Converting waste heat from renewable-energy technologies into electricity could reduce the need for fossil-fuel power stations—but only if that energy can be stored efficiently, for example, in a thermal battery. Researchers have partially solved this problem by designing batteries with vacuum insulation panels that reduce thermal leakage to the environment. But the useful energy available to the system can diminish even if environmental heat loss is reduced to zero. Now Christian Cierpka of the Technical University of Ilmenau, Germany, and colleagues have explored one such energy drain: mixing of hot and cold regions within a fluid-based energy-storage device . The results could aid in the design of more-efficient thermal-energy-storage systems, potentially making such facilities useful as backups for intermittent renewable-energy sources.
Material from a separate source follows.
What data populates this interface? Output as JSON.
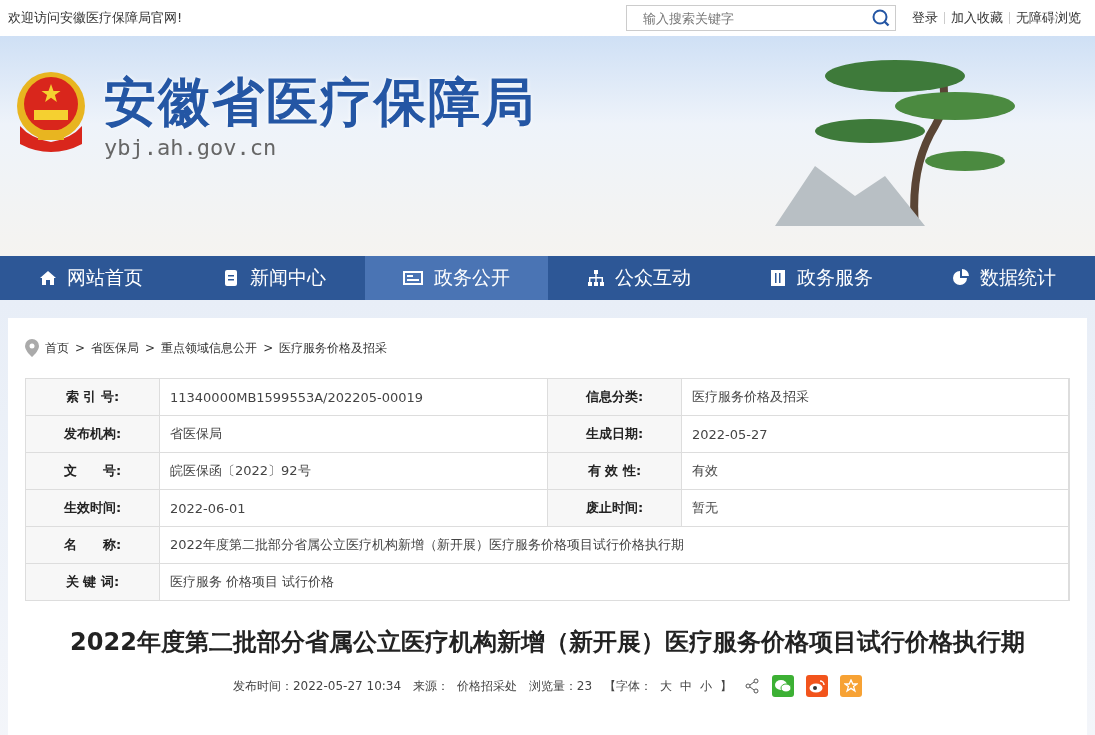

The team studied mixing in a common thermal-energy-storage system in which a hot fluid reservoir sits atop a cold one. Between the reservoirs lies a transition layer with a temperature gradient across its width. The maximum energy output of such a battery depends on the temperature difference between the hot and cold reservoirs. Any drop in this difference will reduce the battery’s recoverable energy.
Under ideal conditions, the density differential between the hot and cold fluids should impede mixing, making such an arrangement relatively long-lived. But Cierpka and his colleagues observed that heat was conducted from the hot reservoir to the cold one via the battery’s sidewalls. This heat flow generated long, turbulent jets that traveled along the walls, moving hot fluid to the cold reservoir and vice versa. Analysis of the flow close to the walls indicates that the jets then triggered additional flow features that further mixed the hot and cold layers. The resulting evening out of temperature is detrimental to the technology, Cierpka says. He hopes that the observation will make scientists aware of fluid-mixing issues, which he says could be mitigated in future devices.
Katherine Wright is the Deputy Editor of Physics Magazine.
- H. Otto et al., “Unsteady inherent convective mixing in thermal-energy-storage systems during standby periods,” PRX Energy 2, 043001 (2023).